= Beginning of Section =

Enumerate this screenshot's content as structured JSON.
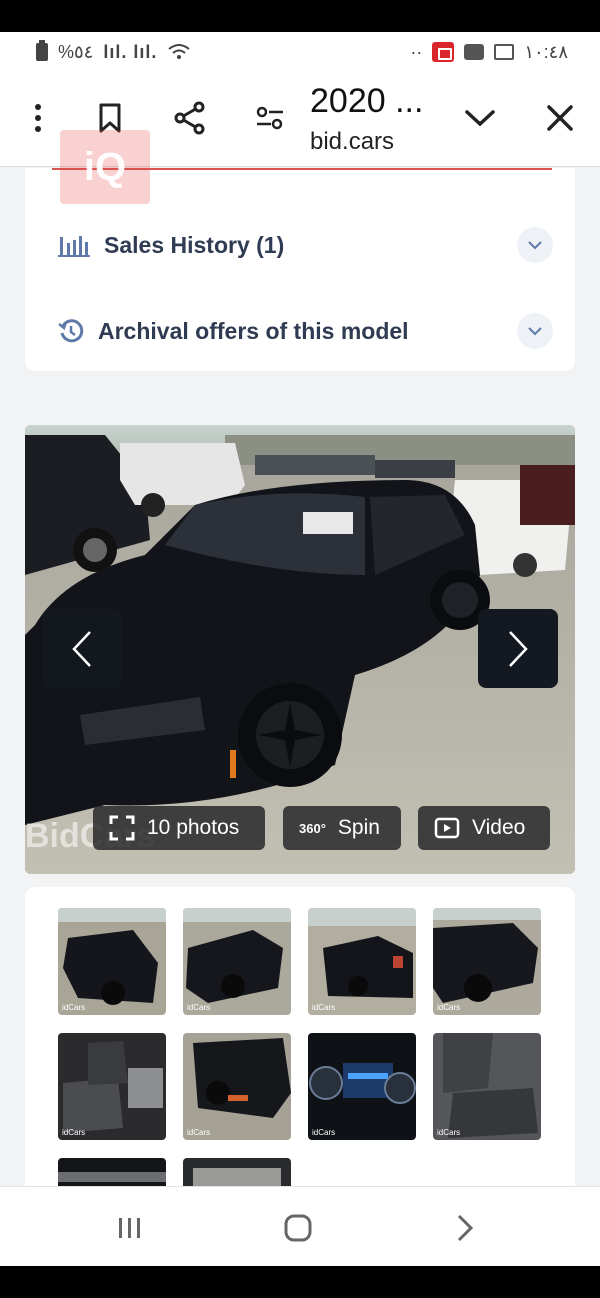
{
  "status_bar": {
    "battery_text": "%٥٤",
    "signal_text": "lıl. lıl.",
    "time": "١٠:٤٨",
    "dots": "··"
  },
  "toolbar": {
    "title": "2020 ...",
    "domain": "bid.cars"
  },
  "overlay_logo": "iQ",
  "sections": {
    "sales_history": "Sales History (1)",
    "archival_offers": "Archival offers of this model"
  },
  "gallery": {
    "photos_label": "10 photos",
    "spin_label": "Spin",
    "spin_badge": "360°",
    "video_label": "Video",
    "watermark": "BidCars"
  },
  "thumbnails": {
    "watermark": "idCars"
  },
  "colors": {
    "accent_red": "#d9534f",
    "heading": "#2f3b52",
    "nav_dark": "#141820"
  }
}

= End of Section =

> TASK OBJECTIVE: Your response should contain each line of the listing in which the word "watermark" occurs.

> SOLUTION TO THIS PROBLEM:
    "watermark": "BidCars"
    "watermark": "idCars"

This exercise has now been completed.